White canvass, smooth and stretched. Some colourful geometric shapes against the whiteness. Occasionally, the rigorous geometry is soothed by more biomorphic forms – such as orderly sea waves, a colourful multiplied shadow of a four-leaf clover. Yet, even the crude geometric shapes play subtly, gently transforming from one into another, overlapping and intermingling. Half tones, half shades, half obviousness.
By means of these several colourful shapes against the white background, Joanna Stańko puts the world in order, tames the chaos of experiences and emotions and expresses her delight at the beauty of the world. The surface goes back to life in the infinity of space, when the whole cosmos is closed within the borders of objectless compositions.

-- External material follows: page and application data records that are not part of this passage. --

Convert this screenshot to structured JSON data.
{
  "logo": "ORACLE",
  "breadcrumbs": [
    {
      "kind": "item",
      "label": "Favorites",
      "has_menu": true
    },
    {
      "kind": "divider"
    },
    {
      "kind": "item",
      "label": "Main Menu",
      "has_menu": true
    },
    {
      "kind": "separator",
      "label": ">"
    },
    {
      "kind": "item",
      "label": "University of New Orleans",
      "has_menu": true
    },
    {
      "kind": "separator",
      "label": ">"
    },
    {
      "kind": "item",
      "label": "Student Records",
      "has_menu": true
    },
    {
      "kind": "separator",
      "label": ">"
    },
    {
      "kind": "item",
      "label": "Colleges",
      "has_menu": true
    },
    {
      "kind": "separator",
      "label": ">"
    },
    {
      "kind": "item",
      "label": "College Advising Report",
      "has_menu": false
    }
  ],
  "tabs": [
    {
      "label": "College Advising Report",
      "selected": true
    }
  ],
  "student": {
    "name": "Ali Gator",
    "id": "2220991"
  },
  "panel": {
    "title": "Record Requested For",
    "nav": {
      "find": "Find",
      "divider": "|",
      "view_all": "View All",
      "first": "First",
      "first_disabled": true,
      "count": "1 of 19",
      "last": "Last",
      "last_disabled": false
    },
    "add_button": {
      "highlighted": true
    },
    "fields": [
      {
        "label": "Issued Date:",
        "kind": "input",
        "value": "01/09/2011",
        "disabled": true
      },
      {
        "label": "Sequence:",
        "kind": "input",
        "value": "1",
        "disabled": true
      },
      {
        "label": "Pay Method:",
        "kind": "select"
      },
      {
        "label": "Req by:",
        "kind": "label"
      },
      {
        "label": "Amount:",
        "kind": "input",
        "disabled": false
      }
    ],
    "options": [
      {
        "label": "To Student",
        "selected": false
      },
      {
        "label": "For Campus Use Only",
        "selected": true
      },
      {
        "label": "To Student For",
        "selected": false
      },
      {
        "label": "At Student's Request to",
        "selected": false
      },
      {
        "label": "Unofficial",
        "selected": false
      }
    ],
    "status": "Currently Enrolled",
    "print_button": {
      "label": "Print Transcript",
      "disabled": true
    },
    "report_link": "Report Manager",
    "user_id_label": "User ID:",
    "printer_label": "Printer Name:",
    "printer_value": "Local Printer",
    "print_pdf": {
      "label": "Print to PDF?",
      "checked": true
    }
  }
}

‘In the vast and impetuous scale of planetary systems,’ wrote Kazimierz Malewicz, ‘there occurred a dispersion, the secretion of some states which developed their own individual life, creating a whole system of universes and bonding in order to ensure their existence by preventing a disaster.’ In Stańko’s paintings intellectualism and intuition become united – purposefully and beautifully. It’s harmony that matters – the harmony of composition results in the artist’s and audience’s inner harmony. Or, in other words, the harmony of composition, just like a mirror, reflects the artist’s and the audience’s mood. Joanna Stańko’s art seems to be created in the spirit of the artist’s favourite yoga: breathe in, breathe out, concentration, a momentary dispersion. Harmony, balance. A state of matter. A white and colourful background, abstract shapes. Just enough and yet so much.
In 1922, the abovementioned Kazimierz Malewicz entitled his philosophical treatise ‘Suprematism. The Non-Objective World, or Infinite Calmness’, where he claimed that non-objectivity is a cosmic and natural state. The white is ‘a space infinity’. It is the white where the shapes get dispersed. ‘A square equals a feeling,’ he wrote, ‘the white background equals nothingness’.
Joanna Stańko slowly and gradually reached the state of such whiteness and geometric simplicity. In time, her rich and colourful compositions – full of flowers and people populating the whole surfaces of canvasses – were reduced in favour of more laconic means of expression. Laconic does not mean scant. The artist can play with nuances, colours and whiteness. Even her most laconic composition has its rhythm, dynamics and breath. The aesthetics of her previous mandorla has been substituted by the simplicity and suggestibility of an objectless composition, equally philosophical in its expression and feeling, and a colourful geometric shape against the white background. Strong, saturated colours – red, yellow, blue – give the painting energy and dynamism.
The decorative, modernly crude, designer-like paintings by Joanna Stańko have the rich and complex depth of the artist’s emotions and observations.